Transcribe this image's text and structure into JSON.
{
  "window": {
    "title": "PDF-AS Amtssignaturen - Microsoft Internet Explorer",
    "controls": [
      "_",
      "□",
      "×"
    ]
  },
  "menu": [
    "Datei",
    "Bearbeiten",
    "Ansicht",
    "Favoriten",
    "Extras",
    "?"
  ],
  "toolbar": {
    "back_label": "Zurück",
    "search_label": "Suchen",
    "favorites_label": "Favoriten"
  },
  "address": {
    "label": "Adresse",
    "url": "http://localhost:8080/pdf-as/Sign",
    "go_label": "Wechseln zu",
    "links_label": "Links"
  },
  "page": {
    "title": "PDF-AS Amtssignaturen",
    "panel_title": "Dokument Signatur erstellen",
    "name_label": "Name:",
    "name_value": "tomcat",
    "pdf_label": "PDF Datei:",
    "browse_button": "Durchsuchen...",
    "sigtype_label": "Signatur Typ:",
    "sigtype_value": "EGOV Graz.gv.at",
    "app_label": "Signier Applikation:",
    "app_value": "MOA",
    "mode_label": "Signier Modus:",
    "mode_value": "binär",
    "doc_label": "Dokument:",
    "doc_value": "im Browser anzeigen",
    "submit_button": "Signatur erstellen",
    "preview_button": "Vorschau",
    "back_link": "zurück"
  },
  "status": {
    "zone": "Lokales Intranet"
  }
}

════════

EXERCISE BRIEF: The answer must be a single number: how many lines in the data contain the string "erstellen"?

RESULT FOR THIS TASK: 2